** Exercise instructions **
Of all the lines in these entries, count those that contain "screenshot" and give only the total.

BEGIN Entries shown

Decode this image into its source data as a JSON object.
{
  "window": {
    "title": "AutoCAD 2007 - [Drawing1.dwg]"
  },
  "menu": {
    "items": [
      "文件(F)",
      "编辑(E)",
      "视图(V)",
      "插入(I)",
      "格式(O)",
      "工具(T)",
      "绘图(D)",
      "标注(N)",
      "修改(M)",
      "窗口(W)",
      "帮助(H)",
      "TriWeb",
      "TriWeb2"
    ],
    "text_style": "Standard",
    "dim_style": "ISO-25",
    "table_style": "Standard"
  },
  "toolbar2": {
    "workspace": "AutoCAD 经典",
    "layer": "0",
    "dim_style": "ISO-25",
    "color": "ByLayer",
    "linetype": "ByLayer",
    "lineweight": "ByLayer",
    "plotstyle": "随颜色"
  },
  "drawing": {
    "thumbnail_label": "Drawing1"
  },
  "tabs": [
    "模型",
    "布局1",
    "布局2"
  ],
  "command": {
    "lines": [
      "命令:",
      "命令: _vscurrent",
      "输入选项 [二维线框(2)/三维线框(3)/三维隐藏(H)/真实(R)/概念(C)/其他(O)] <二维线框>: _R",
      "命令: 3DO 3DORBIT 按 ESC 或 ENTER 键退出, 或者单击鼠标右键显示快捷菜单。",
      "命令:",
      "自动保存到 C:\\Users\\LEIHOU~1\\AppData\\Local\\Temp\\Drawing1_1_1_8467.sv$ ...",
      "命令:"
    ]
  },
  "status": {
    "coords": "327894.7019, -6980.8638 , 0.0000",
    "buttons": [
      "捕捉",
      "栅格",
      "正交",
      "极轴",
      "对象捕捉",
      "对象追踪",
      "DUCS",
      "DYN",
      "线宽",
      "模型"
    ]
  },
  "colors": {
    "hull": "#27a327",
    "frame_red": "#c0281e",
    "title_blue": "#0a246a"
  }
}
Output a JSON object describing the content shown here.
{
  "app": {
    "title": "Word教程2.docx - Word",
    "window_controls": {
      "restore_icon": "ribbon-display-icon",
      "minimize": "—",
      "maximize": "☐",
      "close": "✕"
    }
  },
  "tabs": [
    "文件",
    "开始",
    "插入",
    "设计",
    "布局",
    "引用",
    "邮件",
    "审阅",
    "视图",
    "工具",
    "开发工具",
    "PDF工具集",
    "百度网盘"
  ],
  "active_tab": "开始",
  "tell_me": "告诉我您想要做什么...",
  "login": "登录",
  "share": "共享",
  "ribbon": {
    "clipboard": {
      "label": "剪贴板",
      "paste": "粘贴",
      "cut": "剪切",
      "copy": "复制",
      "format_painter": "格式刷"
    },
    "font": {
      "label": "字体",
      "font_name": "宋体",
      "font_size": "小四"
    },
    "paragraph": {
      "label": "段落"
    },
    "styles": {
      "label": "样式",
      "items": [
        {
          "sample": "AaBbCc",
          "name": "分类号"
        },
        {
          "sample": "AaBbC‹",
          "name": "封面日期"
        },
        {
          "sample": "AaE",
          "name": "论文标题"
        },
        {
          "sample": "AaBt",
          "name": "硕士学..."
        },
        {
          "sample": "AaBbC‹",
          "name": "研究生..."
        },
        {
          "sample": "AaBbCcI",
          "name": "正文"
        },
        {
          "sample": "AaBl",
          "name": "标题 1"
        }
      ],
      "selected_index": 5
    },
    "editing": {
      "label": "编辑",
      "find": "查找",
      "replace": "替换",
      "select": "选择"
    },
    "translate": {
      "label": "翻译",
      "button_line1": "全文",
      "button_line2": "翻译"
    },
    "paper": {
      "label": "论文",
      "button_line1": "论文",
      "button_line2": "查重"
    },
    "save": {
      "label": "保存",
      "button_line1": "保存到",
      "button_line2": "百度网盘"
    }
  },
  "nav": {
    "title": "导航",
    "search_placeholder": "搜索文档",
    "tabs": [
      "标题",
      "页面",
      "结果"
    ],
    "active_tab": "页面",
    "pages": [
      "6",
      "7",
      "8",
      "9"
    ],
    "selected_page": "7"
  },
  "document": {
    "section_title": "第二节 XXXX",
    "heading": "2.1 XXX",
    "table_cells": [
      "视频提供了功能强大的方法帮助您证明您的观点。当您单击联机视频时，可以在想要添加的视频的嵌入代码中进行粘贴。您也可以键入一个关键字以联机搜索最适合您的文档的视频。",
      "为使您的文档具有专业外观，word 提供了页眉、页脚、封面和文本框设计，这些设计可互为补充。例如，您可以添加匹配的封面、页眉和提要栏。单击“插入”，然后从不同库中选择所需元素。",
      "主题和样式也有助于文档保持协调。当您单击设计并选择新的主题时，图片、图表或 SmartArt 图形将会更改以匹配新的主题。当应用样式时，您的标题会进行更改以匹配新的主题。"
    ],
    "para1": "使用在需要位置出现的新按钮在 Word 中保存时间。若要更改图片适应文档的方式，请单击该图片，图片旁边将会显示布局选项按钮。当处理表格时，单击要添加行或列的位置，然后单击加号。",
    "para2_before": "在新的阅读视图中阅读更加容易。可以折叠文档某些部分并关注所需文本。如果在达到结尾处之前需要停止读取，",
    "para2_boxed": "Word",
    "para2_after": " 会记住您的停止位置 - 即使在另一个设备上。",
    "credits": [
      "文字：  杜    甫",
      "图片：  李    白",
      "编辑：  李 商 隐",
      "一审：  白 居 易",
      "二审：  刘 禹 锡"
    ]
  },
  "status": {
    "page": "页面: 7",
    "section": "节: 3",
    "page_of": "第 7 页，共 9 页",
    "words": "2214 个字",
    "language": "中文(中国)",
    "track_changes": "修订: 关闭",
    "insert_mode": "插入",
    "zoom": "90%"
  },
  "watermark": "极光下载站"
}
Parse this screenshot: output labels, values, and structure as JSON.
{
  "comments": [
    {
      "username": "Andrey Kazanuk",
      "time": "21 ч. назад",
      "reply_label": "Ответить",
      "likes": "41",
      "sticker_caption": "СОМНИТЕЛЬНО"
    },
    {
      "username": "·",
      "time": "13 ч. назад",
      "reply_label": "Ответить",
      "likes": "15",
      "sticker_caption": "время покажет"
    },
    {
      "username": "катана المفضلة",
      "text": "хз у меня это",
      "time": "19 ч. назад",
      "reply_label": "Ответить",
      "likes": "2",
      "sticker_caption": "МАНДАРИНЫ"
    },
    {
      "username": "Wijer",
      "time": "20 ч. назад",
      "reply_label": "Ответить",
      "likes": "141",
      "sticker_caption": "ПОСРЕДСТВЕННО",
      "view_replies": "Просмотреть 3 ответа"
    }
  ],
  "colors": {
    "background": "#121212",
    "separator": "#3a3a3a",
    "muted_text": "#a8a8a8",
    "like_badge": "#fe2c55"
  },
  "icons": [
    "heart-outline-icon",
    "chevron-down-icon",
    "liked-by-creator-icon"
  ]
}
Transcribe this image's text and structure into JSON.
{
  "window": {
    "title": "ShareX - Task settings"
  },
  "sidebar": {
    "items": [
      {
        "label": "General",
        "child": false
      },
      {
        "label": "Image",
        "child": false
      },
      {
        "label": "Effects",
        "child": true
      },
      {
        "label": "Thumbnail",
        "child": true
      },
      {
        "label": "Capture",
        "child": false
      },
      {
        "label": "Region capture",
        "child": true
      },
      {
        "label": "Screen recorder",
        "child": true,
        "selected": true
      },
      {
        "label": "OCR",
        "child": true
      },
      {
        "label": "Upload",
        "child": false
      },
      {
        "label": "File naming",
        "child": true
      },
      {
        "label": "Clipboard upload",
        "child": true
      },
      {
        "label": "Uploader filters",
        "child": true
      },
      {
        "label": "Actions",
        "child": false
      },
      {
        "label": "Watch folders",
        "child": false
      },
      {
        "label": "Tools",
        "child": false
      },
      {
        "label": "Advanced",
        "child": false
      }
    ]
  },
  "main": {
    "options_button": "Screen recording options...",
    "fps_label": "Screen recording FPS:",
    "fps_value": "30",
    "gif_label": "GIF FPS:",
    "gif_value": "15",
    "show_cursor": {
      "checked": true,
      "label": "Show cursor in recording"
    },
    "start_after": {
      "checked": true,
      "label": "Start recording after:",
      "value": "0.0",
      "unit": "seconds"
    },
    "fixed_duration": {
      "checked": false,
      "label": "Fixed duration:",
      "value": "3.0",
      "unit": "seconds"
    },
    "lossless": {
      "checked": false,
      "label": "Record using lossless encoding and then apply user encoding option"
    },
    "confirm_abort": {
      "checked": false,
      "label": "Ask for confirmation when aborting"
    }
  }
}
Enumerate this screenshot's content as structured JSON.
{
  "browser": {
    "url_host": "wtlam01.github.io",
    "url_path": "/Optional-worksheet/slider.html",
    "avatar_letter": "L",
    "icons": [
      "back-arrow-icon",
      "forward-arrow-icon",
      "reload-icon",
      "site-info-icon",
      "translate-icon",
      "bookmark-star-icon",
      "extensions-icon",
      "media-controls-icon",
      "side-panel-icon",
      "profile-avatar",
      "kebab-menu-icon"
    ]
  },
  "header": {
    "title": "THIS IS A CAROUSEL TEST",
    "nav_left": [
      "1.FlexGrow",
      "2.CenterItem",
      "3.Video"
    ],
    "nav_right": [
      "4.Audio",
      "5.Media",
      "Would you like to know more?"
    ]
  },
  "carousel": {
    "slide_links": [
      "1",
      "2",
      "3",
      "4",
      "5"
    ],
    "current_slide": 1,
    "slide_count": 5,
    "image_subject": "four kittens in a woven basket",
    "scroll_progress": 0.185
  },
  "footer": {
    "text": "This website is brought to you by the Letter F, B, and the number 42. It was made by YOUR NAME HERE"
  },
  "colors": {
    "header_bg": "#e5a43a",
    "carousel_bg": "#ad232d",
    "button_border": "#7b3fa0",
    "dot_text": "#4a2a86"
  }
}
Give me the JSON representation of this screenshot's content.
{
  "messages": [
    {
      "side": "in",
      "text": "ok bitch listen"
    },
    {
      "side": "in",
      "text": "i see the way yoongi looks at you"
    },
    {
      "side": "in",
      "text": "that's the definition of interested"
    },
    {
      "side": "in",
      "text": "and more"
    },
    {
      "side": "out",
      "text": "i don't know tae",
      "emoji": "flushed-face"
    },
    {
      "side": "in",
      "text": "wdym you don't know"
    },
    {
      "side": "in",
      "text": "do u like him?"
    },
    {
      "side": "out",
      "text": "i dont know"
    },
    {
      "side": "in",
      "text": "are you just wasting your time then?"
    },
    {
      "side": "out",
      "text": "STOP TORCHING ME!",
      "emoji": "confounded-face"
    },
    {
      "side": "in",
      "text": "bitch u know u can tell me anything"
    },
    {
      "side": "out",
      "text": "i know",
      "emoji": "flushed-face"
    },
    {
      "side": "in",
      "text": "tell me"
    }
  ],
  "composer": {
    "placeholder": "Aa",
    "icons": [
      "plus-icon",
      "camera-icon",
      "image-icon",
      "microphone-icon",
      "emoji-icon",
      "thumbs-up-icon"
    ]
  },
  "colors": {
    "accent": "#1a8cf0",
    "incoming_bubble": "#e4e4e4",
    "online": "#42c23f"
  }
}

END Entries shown

** Worked solution **
3